__Entries provided__
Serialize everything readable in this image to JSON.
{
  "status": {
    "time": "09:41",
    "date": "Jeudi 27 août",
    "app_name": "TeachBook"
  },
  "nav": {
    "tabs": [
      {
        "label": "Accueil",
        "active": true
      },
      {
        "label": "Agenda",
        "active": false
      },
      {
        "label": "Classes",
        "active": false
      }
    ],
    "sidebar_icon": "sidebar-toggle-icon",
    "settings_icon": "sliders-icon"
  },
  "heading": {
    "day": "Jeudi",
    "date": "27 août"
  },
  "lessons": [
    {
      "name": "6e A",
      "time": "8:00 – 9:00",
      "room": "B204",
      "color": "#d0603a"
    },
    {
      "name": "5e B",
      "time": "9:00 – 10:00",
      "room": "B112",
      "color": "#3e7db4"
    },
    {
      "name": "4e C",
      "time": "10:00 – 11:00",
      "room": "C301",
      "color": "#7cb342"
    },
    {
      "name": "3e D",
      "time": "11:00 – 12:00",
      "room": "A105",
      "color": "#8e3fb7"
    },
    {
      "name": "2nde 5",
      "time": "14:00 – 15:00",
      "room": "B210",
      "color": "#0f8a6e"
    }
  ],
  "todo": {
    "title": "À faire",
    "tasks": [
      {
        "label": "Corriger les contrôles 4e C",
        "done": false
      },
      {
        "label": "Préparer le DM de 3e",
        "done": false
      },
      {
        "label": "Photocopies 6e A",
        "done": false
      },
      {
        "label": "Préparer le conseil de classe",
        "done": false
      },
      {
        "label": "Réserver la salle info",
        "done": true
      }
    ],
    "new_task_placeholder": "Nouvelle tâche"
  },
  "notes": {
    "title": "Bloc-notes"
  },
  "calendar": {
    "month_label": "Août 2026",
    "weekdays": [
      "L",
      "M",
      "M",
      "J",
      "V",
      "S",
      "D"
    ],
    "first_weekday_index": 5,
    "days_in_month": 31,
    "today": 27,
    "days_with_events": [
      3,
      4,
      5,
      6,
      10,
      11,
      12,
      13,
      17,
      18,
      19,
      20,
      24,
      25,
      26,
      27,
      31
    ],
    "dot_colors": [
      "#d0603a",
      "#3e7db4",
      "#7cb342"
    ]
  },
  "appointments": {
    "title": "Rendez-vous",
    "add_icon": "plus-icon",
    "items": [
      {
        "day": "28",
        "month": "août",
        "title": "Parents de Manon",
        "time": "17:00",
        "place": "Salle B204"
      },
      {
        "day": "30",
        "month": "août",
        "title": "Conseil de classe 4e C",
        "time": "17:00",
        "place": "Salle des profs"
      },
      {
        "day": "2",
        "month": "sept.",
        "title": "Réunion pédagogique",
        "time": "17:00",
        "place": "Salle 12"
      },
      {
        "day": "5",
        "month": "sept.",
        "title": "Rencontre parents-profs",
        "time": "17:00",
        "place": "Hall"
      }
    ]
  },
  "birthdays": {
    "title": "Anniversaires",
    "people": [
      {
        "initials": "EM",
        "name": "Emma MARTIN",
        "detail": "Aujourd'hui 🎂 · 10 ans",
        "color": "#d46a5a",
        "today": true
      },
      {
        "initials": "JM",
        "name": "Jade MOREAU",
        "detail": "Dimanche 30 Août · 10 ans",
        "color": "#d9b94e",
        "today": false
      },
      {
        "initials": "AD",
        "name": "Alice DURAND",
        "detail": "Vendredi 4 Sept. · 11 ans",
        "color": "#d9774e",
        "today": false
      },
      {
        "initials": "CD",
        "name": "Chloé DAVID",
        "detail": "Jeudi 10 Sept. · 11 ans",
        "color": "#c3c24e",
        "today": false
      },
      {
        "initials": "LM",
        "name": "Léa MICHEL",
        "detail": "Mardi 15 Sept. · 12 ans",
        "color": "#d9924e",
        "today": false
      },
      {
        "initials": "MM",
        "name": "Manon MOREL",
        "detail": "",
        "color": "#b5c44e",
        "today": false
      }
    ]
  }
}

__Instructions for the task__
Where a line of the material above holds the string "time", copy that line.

__Written solution__
    "time": "09:41",
      "time": "8:00 – 9:00",
      "time": "9:00 – 10:00",
      "time": "10:00 – 11:00",
      "time": "11:00 – 12:00",
      "time": "14:00 – 15:00",
        "time": "17:00",
        "time": "17:00",
        "time": "17:00",
        "time": "17:00",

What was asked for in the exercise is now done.